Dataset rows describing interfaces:
+---+
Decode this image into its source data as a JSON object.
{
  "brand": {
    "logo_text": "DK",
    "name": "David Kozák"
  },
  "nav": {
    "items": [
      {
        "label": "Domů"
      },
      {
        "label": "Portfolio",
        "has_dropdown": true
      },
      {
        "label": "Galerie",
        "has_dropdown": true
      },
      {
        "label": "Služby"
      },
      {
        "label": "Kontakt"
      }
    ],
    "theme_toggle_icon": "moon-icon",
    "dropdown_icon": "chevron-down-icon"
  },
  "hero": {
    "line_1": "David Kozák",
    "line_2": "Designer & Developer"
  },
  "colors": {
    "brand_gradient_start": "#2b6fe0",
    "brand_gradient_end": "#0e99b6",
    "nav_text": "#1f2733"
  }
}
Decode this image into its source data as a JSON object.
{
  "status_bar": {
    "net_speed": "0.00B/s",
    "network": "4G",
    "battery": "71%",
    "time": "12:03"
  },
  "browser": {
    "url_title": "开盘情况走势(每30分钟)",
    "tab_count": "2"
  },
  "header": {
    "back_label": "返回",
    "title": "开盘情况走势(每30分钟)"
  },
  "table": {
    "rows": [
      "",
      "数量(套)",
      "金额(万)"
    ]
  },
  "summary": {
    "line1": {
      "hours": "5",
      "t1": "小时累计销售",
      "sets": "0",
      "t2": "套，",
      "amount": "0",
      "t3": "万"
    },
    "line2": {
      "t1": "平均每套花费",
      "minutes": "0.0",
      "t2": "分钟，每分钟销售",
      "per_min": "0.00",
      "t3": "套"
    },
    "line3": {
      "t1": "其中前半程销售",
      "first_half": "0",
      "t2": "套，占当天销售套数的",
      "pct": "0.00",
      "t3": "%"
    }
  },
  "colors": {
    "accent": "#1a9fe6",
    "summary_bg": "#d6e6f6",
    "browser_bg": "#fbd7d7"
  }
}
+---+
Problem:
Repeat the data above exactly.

Written solution:
Decode this image into its source data as a JSON object.
{
  "brand": {
    "logo_text": "DK",
    "name": "David Kozák"
  },
  "nav": {
    "items": [
      {
        "label": "Domů"
      },
      {
        "label": "Portfolio",
        "has_dropdown": true
      },
      {
        "label": "Galerie",
        "has_dropdown": true
      },
      {
        "label": "Služby"
      },
      {
        "label": "Kontakt"
      }
    ],
    "theme_toggle_icon": "moon-icon",
    "dropdown_icon": "chevron-down-icon"
  },
  "hero": {
    "line_1": "David Kozák",
    "line_2": "Designer & Developer"
  },
  "colors": {
    "brand_gradient_start": "#2b6fe0",
    "brand_gradient_end": "#0e99b6",
    "nav_text": "#1f2733"
  }
}
Decode this image into its source data as a JSON object.
{
  "status_bar": {
    "net_speed": "0.00B/s",
    "network": "4G",
    "battery": "71%",
    "time": "12:03"
  },
  "browser": {
    "url_title": "开盘情况走势(每30分钟)",
    "tab_count": "2"
  },
  "header": {
    "back_label": "返回",
    "title": "开盘情况走势(每30分钟)"
  },
  "table": {
    "rows": [
      "",
      "数量(套)",
      "金额(万)"
    ]
  },
  "summary": {
    "line1": {
      "hours": "5",
      "t1": "小时累计销售",
      "sets": "0",
      "t2": "套，",
      "amount": "0",
      "t3": "万"
    },
    "line2": {
      "t1": "平均每套花费",
      "minutes": "0.0",
      "t2": "分钟，每分钟销售",
      "per_min": "0.00",
      "t3": "套"
    },
    "line3": {
      "t1": "其中前半程销售",
      "first_half": "0",
      "t2": "套，占当天销售套数的",
      "pct": "0.00",
      "t3": "%"
    }
  },
  "colors": {
    "accent": "#1a9fe6",
    "summary_bg": "#d6e6f6",
    "browser_bg": "#fbd7d7"
  }
}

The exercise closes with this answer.